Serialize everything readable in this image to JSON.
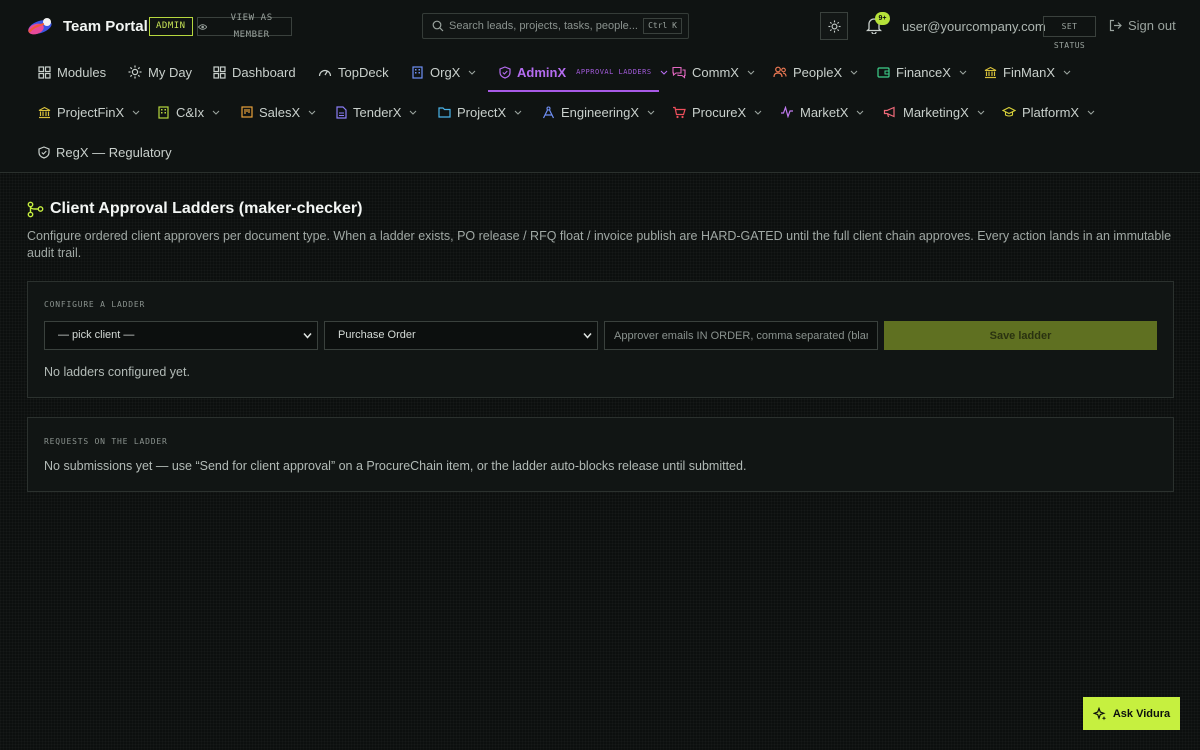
{
  "app": {
    "brand": "Team Portal",
    "role_badge": "ADMIN",
    "view_as_label": "VIEW AS MEMBER",
    "search_placeholder": "Search leads, projects, tasks, people...",
    "search_shortcut": "Ctrl K",
    "notification_count": "9+",
    "user_email": "user@yourcompany.com",
    "set_status_label": "SET STATUS",
    "signout_label": "Sign out"
  },
  "nav": {
    "row1": [
      {
        "label": "Modules",
        "icon": "grid-icon",
        "dropdown": false
      },
      {
        "label": "My Day",
        "icon": "sun-icon",
        "dropdown": false
      },
      {
        "label": "Dashboard",
        "icon": "grid-icon",
        "dropdown": false
      },
      {
        "label": "TopDeck",
        "icon": "gauge-icon",
        "dropdown": false
      },
      {
        "label": "OrgX",
        "icon": "building-icon",
        "dropdown": true
      },
      {
        "label": "AdminX",
        "sub": "APPROVAL LADDERS",
        "icon": "shield-icon",
        "dropdown": true,
        "active": true
      },
      {
        "label": "CommX",
        "icon": "chat-icon",
        "dropdown": true
      },
      {
        "label": "PeopleX",
        "icon": "people-icon",
        "dropdown": true
      },
      {
        "label": "FinanceX",
        "icon": "wallet-icon",
        "dropdown": true
      },
      {
        "label": "FinManX",
        "icon": "bank-icon",
        "dropdown": true
      }
    ],
    "row2": [
      {
        "label": "ProjectFinX",
        "icon": "bank-icon",
        "dropdown": true
      },
      {
        "label": "C&Ix",
        "icon": "building-icon",
        "dropdown": true
      },
      {
        "label": "SalesX",
        "icon": "kanban-icon",
        "dropdown": true
      },
      {
        "label": "TenderX",
        "icon": "document-icon",
        "dropdown": true
      },
      {
        "label": "ProjectX",
        "icon": "folder-icon",
        "dropdown": true
      },
      {
        "label": "EngineeringX",
        "icon": "compass-icon",
        "dropdown": true
      },
      {
        "label": "ProcureX",
        "icon": "cart-icon",
        "dropdown": true
      },
      {
        "label": "MarketX",
        "icon": "pulse-icon",
        "dropdown": true
      },
      {
        "label": "MarketingX",
        "icon": "megaphone-icon",
        "dropdown": true
      },
      {
        "label": "PlatformX",
        "icon": "graduation-icon",
        "dropdown": true
      }
    ],
    "row3": [
      {
        "label": "RegX — Regulatory",
        "icon": "shield-icon",
        "dropdown": false
      }
    ]
  },
  "page": {
    "title": "Client Approval Ladders (maker-checker)",
    "description": "Configure ordered client approvers per document type. When a ladder exists, PO release / RFQ float / invoice publish are HARD-GATED until the full client chain approves. Every action lands in an immutable audit trail."
  },
  "configure": {
    "label": "CONFIGURE A LADDER",
    "client_select": "— pick client —",
    "doc_type_select": "Purchase Order",
    "approvers_placeholder": "Approver emails IN ORDER, comma separated (blank = re",
    "save_label": "Save ladder",
    "empty_text": "No ladders configured yet."
  },
  "requests": {
    "label": "REQUESTS ON THE LADDER",
    "empty_text": "No submissions yet — use “Send for client approval” on a ProcureChain item, or the ladder auto-blocks release until submitted."
  },
  "assistant": {
    "label": "Ask Vidura"
  },
  "colors": {
    "accent_lime": "#c6f03f",
    "active_purple": "#b56cf0",
    "background": "#0c0f0e"
  }
}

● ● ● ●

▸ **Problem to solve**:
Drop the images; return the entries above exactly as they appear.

▸ **Task result**:
Serialize everything readable in this image to JSON.
{
  "app": {
    "brand": "Team Portal",
    "role_badge": "ADMIN",
    "view_as_label": "VIEW AS MEMBER",
    "search_placeholder": "Search leads, projects, tasks, people...",
    "search_shortcut": "Ctrl K",
    "notification_count": "9+",
    "user_email": "user@yourcompany.com",
    "set_status_label": "SET STATUS",
    "signout_label": "Sign out"
  },
  "nav": {
    "row1": [
      {
        "label": "Modules",
        "icon": "grid-icon",
        "dropdown": false
      },
      {
        "label": "My Day",
        "icon": "sun-icon",
        "dropdown": false
      },
      {
        "label": "Dashboard",
        "icon": "grid-icon",
        "dropdown": false
      },
      {
        "label": "TopDeck",
        "icon": "gauge-icon",
        "dropdown": false
      },
      {
        "label": "OrgX",
        "icon": "building-icon",
        "dropdown": true
      },
      {
        "label": "AdminX",
        "sub": "APPROVAL LADDERS",
        "icon": "shield-icon",
        "dropdown": true,
        "active": true
      },
      {
        "label": "CommX",
        "icon": "chat-icon",
        "dropdown": true
      },
      {
        "label": "PeopleX",
        "icon": "people-icon",
        "dropdown": true
      },
      {
        "label": "FinanceX",
        "icon": "wallet-icon",
        "dropdown": true
      },
      {
        "label": "FinManX",
        "icon": "bank-icon",
        "dropdown": true
      }
    ],
    "row2": [
      {
        "label": "ProjectFinX",
        "icon": "bank-icon",
        "dropdown": true
      },
      {
        "label": "C&Ix",
        "icon": "building-icon",
        "dropdown": true
      },
      {
        "label": "SalesX",
        "icon": "kanban-icon",
        "dropdown": true
      },
      {
        "label": "TenderX",
        "icon": "document-icon",
        "dropdown": true
      },
      {
        "label": "ProjectX",
        "icon": "folder-icon",
        "dropdown": true
      },
      {
        "label": "EngineeringX",
        "icon": "compass-icon",
        "dropdown": true
      },
      {
        "label": "ProcureX",
        "icon": "cart-icon",
        "dropdown": true
      },
      {
        "label": "MarketX",
        "icon": "pulse-icon",
        "dropdown": true
      },
      {
        "label": "MarketingX",
        "icon": "megaphone-icon",
        "dropdown": true
      },
      {
        "label": "PlatformX",
        "icon": "graduation-icon",
        "dropdown": true
      }
    ],
    "row3": [
      {
        "label": "RegX — Regulatory",
        "icon": "shield-icon",
        "dropdown": false
      }
    ]
  },
  "page": {
    "title": "Client Approval Ladders (maker-checker)",
    "description": "Configure ordered client approvers per document type. When a ladder exists, PO release / RFQ float / invoice publish are HARD-GATED until the full client chain approves. Every action lands in an immutable audit trail."
  },
  "configure": {
    "label": "CONFIGURE A LADDER",
    "client_select": "— pick client —",
    "doc_type_select": "Purchase Order",
    "approvers_placeholder": "Approver emails IN ORDER, comma separated (blank = re",
    "save_label": "Save ladder",
    "empty_text": "No ladders configured yet."
  },
  "requests": {
    "label": "REQUESTS ON THE LADDER",
    "empty_text": "No submissions yet — use “Send for client approval” on a ProcureChain item, or the ladder auto-blocks release until submitted."
  },
  "assistant": {
    "label": "Ask Vidura"
  },
  "colors": {
    "accent_lime": "#c6f03f",
    "active_purple": "#b56cf0",
    "background": "#0c0f0e"
  }
}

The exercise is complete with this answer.